══ RECORD EXTRACTS ══

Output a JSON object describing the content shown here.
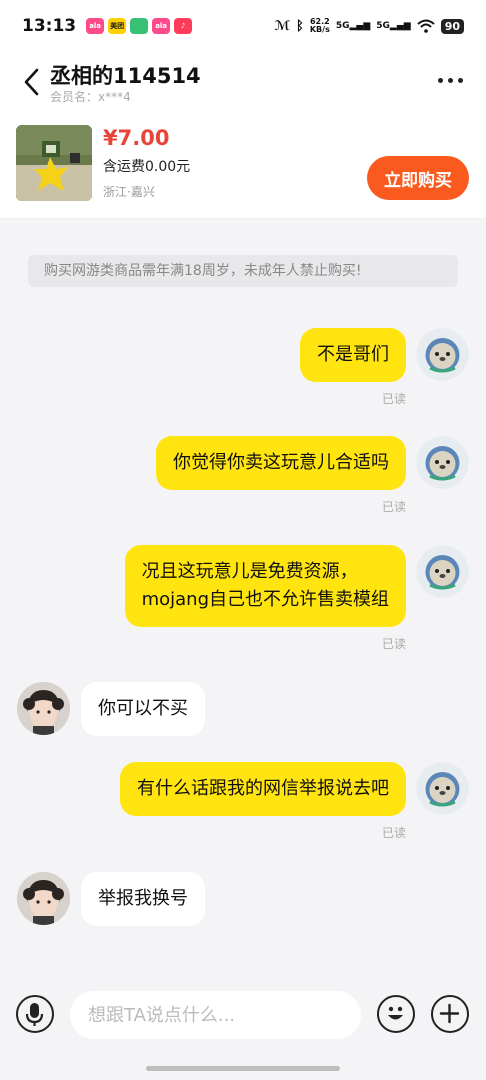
{
  "status_bar": {
    "time": "13:13",
    "app_icons": [
      {
        "name": "app-icon-1",
        "label": "ala",
        "color": "#ff4a8a"
      },
      {
        "name": "app-icon-2",
        "label": "美团",
        "color": "#ffd100"
      },
      {
        "name": "app-icon-3",
        "label": "",
        "color": "#38c172"
      },
      {
        "name": "app-icon-4",
        "label": "ala",
        "color": "#ff4a8a"
      },
      {
        "name": "app-icon-5",
        "label": "♪",
        "color": "#ff3b5c"
      }
    ],
    "net_speed_value": "62.2",
    "net_speed_unit": "KB/s",
    "sig1": "5G",
    "sig2": "5G",
    "battery": "90"
  },
  "header": {
    "title": "丞相的114514",
    "subtitle": "会员名：x***4"
  },
  "product": {
    "price": "¥7.00",
    "shipping": "含运费0.00元",
    "location": "浙江·嘉兴",
    "buy_label": "立即购买"
  },
  "notice": "购买网游类商品需年满18周岁，未成年人禁止购买!",
  "messages": [
    {
      "from": "me",
      "text": "不是哥们",
      "read": "已读"
    },
    {
      "from": "me",
      "text": "你觉得你卖这玩意儿合适吗",
      "read": "已读"
    },
    {
      "from": "me",
      "text_line1": "况且这玩意儿是免费资源，",
      "text_line2": "mojang自己也不允许售卖模组",
      "read": "已读"
    },
    {
      "from": "them",
      "text": "你可以不买"
    },
    {
      "from": "me",
      "text": "有什么话跟我的网信举报说去吧",
      "read": "已读"
    },
    {
      "from": "them",
      "text": "举报我换号"
    }
  ],
  "input": {
    "placeholder": "想跟TA说点什么..."
  },
  "colors": {
    "my_bubble": "#ffe40f",
    "their_bubble": "#ffffff",
    "price": "#e8443a",
    "buy_button": "#fb5a1e"
  }
}
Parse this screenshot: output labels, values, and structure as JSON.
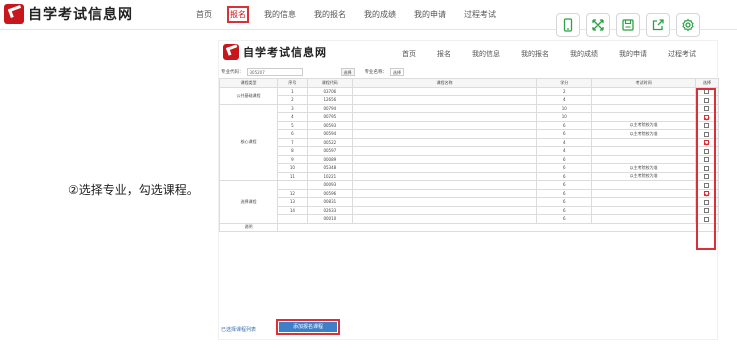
{
  "header": {
    "logo_text": "自学考试信息网",
    "nav": [
      "首页",
      "报名",
      "我的信息",
      "我的报名",
      "我的成绩",
      "我的申请",
      "过程考试"
    ]
  },
  "toolbar": {
    "icons": [
      "phone-icon",
      "expand-icon",
      "save-icon",
      "share-icon",
      "settings-icon"
    ],
    "accent": "#2aa146"
  },
  "caption": "②选择专业，勾选课程。",
  "inner": {
    "logo_text": "自学考试信息网",
    "nav": [
      "首页",
      "报名",
      "我的信息",
      "我的报名",
      "我的成绩",
      "我的申请",
      "过程考试"
    ],
    "filter": {
      "code_label": "专业代码：",
      "code_value": "305207",
      "query_button": "选择",
      "name_label": "专业名称：",
      "name_value": "选择"
    },
    "table": {
      "headers": [
        "课程类型",
        "序号",
        "课程代码",
        "课程名称",
        "学分",
        "考试时间",
        "选择"
      ],
      "groups": [
        {
          "type": "公共基础课程",
          "rows": [
            {
              "seq": "1",
              "code": "03706",
              "credit": "2",
              "time": "",
              "checked": false
            },
            {
              "seq": "2",
              "code": "12656",
              "credit": "4",
              "time": "",
              "checked": false
            }
          ]
        },
        {
          "type": "核心课程",
          "rows": [
            {
              "seq": "3",
              "code": "00794",
              "credit": "10",
              "time": "",
              "checked": false
            },
            {
              "seq": "4",
              "code": "00795",
              "credit": "10",
              "time": "",
              "checked": true
            },
            {
              "seq": "5",
              "code": "00593",
              "credit": "6",
              "time": "以主考院校为准",
              "checked": false
            },
            {
              "seq": "6",
              "code": "00594",
              "credit": "6",
              "time": "以主考院校为准",
              "checked": false
            },
            {
              "seq": "7",
              "code": "00522",
              "credit": "4",
              "time": "",
              "checked": true
            },
            {
              "seq": "8",
              "code": "00597",
              "credit": "4",
              "time": "",
              "checked": false
            },
            {
              "seq": "9",
              "code": "00089",
              "credit": "6",
              "time": "",
              "checked": false
            },
            {
              "seq": "10",
              "code": "05348",
              "credit": "6",
              "time": "以主考院校为准",
              "checked": false
            },
            {
              "seq": "11",
              "code": "10221",
              "credit": "6",
              "time": "以主考院校为准",
              "checked": false
            }
          ]
        },
        {
          "type": "选择课程",
          "rows": [
            {
              "seq": "",
              "code": "00093",
              "credit": "6",
              "time": "",
              "checked": false
            },
            {
              "seq": "12",
              "code": "00596",
              "credit": "6",
              "time": "",
              "checked": true
            },
            {
              "seq": "13",
              "code": "00831",
              "credit": "6",
              "time": "",
              "checked": false
            },
            {
              "seq": "14",
              "code": "02633",
              "credit": "6",
              "time": "",
              "checked": false
            },
            {
              "seq": "",
              "code": "00010",
              "credit": "6",
              "time": "",
              "checked": false
            }
          ]
        }
      ],
      "note_label": "说明"
    },
    "bottom_link": "已选择课程列表",
    "submit_button": "添加报名课程"
  }
}
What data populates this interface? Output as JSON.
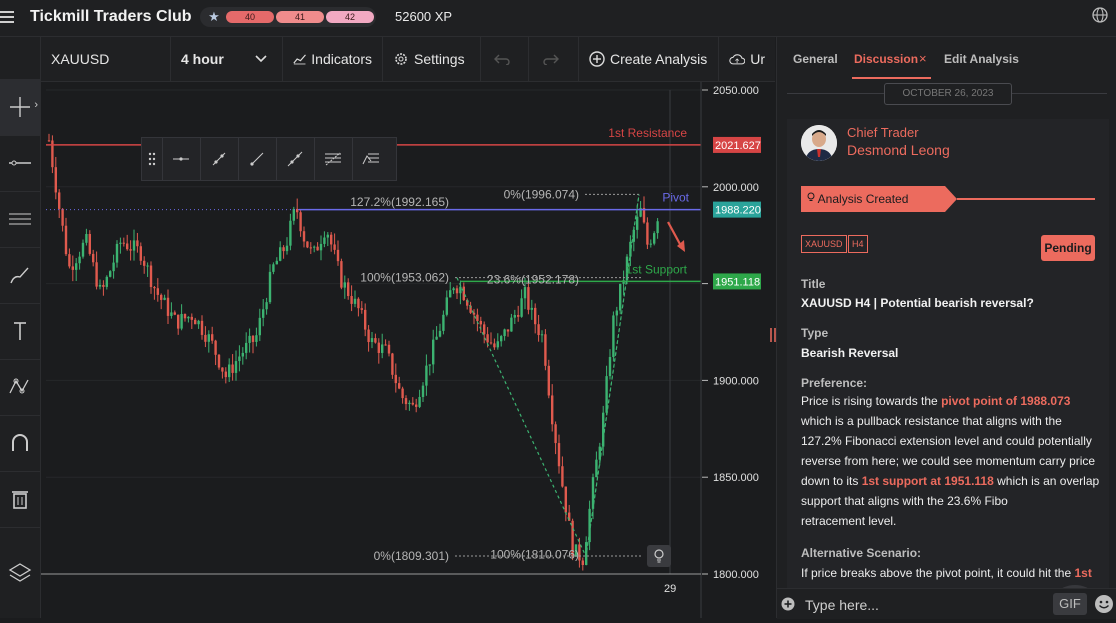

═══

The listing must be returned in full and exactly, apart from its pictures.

**RESULT OF THE TASK**:
Output a JSON object describing the content shown here.
{
  "status_bar": {
    "time": "13:13",
    "app_icons": [
      {
        "name": "app-icon-1",
        "label": "ala",
        "color": "#ff4a8a"
      },
      {
        "name": "app-icon-2",
        "label": "美团",
        "color": "#ffd100"
      },
      {
        "name": "app-icon-3",
        "label": "",
        "color": "#38c172"
      },
      {
        "name": "app-icon-4",
        "label": "ala",
        "color": "#ff4a8a"
      },
      {
        "name": "app-icon-5",
        "label": "♪",
        "color": "#ff3b5c"
      }
    ],
    "net_speed_value": "62.2",
    "net_speed_unit": "KB/s",
    "sig1": "5G",
    "sig2": "5G",
    "battery": "90"
  },
  "header": {
    "title": "丞相的114514",
    "subtitle": "会员名：x***4"
  },
  "product": {
    "price": "¥7.00",
    "shipping": "含运费0.00元",
    "location": "浙江·嘉兴",
    "buy_label": "立即购买"
  },
  "notice": "购买网游类商品需年满18周岁，未成年人禁止购买!",
  "messages": [
    {
      "from": "me",
      "text": "不是哥们",
      "read": "已读"
    },
    {
      "from": "me",
      "text": "你觉得你卖这玩意儿合适吗",
      "read": "已读"
    },
    {
      "from": "me",
      "text_line1": "况且这玩意儿是免费资源，",
      "text_line2": "mojang自己也不允许售卖模组",
      "read": "已读"
    },
    {
      "from": "them",
      "text": "你可以不买"
    },
    {
      "from": "me",
      "text": "有什么话跟我的网信举报说去吧",
      "read": "已读"
    },
    {
      "from": "them",
      "text": "举报我换号"
    }
  ],
  "input": {
    "placeholder": "想跟TA说点什么..."
  },
  "colors": {
    "my_bubble": "#ffe40f",
    "their_bubble": "#ffffff",
    "price": "#e8443a",
    "buy_button": "#fb5a1e"
  }
}
Parse this screenshot: output labels, values, and structure as JSON.
{
  "header": {
    "logo_text": "自学考试信息网",
    "nav": [
      "首页",
      "报名",
      "我的信息",
      "我的报名",
      "我的成绩",
      "我的申请",
      "过程考试"
    ]
  },
  "toolbar": {
    "icons": [
      "phone-icon",
      "expand-icon",
      "save-icon",
      "share-icon",
      "settings-icon"
    ],
    "accent": "#2aa146"
  },
  "caption": "②选择专业，勾选课程。",
  "inner": {
    "logo_text": "自学考试信息网",
    "nav": [
      "首页",
      "报名",
      "我的信息",
      "我的报名",
      "我的成绩",
      "我的申请",
      "过程考试"
    ],
    "filter": {
      "code_label": "专业代码：",
      "code_value": "305207",
      "query_button": "选择",
      "name_label": "专业名称：",
      "name_value": "选择"
    },
    "table": {
      "headers": [
        "课程类型",
        "序号",
        "课程代码",
        "课程名称",
        "学分",
        "考试时间",
        "选择"
      ],
      "groups": [
        {
          "type": "公共基础课程",
          "rows": [
            {
              "seq": "1",
              "code": "03706",
              "credit": "2",
              "time": "",
              "checked": false
            },
            {
              "seq": "2",
              "code": "12656",
              "credit": "4",
              "time": "",
              "checked": false
            }
          ]
        },
        {
          "type": "核心课程",
          "rows": [
            {
              "seq": "3",
              "code": "00794",
              "credit": "10",
              "time": "",
              "checked": false
            },
            {
              "seq": "4",
              "code": "00795",
              "credit": "10",
              "time": "",
              "checked": true
            },
            {
              "seq": "5",
              "code": "00593",
              "credit": "6",
              "time": "以主考院校为准",
              "checked": false
            },
            {
              "seq": "6",
              "code": "00594",
              "credit": "6",
              "time": "以主考院校为准",
              "checked": false
            },
            {
              "seq": "7",
              "code": "00522",
              "credit": "4",
              "time": "",
              "checked": true
            },
            {
              "seq": "8",
              "code": "00597",
              "credit": "4",
              "time": "",
              "checked": false
            },
            {
              "seq": "9",
              "code": "00089",
              "credit": "6",
              "time": "",
              "checked": false
            },
            {
              "seq": "10",
              "code": "05348",
              "credit": "6",
              "time": "以主考院校为准",
              "checked": false
            },
            {
              "seq": "11",
              "code": "10221",
              "credit": "6",
              "time": "以主考院校为准",
              "checked": false
            }
          ]
        },
        {
          "type": "选择课程",
          "rows": [
            {
              "seq": "",
              "code": "00093",
              "credit": "6",
              "time": "",
              "checked": false
            },
            {
              "seq": "12",
              "code": "00596",
              "credit": "6",
              "time": "",
              "checked": true
            },
            {
              "seq": "13",
              "code": "00831",
              "credit": "6",
              "time": "",
              "checked": false
            },
            {
              "seq": "14",
              "code": "02633",
              "credit": "6",
              "time": "",
              "checked": false
            },
            {
              "seq": "",
              "code": "00010",
              "credit": "6",
              "time": "",
              "checked": false
            }
          ]
        }
      ],
      "note_label": "说明"
    },
    "bottom_link": "已选择课程列表",
    "submit_button": "添加报名课程"
  }
}
What data populates this interface? Output as JSON.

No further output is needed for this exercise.